“Our veterans and active military members sacrifice a huge part of their lives for their country and this entitles them to some well-earned benefits,” Moylan said. “We have to make sure we aren’t letting imposters get credit for something they never did and that benefits are going to the true heroes who deserve them.”

Moylan’s legislation, Senate Bill 2167, defines the new offense as occurring when someone obtains money, property, or other benefits by falsely representing him or herself as an active-duty service member or veteran. The bill establishes the penalty as a fine of at least $100. Currently, no such offense exists. Similar offenses, such as false personation, are in place and are designed to curtail people from misrepresenting themselves as public officials for monetary gain. This bill expands the definition to cover those falsely representing themselves as former or current military members.

It is against federal law to falsely claim in an attempt to gain benefits that one has received certain honors or badges from military service, but it is not a federal offense to falsely claim that one simply served in the military.

This bill was brought to the attention of lawmakers after a veteran detailed an account of witnessing a person pose as a veteran in order to sign up for veteran’s benefits.

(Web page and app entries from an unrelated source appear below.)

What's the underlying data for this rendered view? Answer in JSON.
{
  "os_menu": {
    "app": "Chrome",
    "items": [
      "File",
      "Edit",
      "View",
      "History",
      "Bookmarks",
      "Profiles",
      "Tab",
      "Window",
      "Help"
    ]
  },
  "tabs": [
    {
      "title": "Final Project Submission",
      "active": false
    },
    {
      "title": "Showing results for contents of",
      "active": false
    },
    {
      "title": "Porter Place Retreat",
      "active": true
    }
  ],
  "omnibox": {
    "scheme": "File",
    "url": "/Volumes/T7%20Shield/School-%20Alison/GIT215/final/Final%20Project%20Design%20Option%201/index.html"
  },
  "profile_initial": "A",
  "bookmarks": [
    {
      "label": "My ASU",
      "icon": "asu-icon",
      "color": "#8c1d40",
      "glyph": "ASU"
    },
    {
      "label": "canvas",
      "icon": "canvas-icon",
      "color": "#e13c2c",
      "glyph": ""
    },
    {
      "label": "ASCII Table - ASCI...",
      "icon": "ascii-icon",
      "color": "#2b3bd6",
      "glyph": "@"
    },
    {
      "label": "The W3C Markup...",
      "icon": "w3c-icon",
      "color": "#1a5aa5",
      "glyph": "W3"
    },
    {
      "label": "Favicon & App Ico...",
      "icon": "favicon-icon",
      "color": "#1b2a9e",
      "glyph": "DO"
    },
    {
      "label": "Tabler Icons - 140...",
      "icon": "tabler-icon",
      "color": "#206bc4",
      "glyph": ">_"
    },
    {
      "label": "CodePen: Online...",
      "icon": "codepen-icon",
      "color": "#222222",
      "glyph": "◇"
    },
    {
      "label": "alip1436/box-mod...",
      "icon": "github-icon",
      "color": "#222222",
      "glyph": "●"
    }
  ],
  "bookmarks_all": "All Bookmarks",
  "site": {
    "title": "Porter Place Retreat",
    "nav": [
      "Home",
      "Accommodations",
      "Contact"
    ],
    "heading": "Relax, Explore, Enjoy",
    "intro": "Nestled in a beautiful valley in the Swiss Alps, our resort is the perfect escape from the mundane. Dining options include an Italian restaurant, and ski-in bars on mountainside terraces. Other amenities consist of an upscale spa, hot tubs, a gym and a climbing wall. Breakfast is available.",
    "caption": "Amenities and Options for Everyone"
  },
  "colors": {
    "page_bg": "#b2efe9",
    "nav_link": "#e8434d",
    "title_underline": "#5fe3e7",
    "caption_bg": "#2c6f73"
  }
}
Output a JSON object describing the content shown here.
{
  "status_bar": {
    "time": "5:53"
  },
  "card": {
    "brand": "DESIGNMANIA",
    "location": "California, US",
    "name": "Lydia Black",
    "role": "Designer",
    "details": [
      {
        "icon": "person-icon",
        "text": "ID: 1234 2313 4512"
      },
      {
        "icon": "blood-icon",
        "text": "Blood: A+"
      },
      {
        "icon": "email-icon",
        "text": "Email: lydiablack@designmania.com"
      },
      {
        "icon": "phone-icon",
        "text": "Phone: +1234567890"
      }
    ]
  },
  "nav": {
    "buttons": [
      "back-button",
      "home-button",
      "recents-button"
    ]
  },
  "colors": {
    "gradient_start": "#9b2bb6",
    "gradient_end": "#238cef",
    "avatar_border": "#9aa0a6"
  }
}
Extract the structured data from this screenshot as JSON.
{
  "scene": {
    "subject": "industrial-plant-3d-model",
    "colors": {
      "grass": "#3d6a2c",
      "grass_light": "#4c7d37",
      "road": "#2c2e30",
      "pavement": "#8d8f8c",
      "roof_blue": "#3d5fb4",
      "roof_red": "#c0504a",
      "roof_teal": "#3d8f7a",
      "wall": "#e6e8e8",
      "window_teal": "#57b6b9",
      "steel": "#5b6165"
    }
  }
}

“The brave men and women who have earned benefits for their selfless sacrifice should not have those benefits robbed by frauds,” Moylan said. “Given the sacrifices military members make when serving our country, our veterans deserve laws that protect their record of service and prevent imposters from claiming benefits they never earned.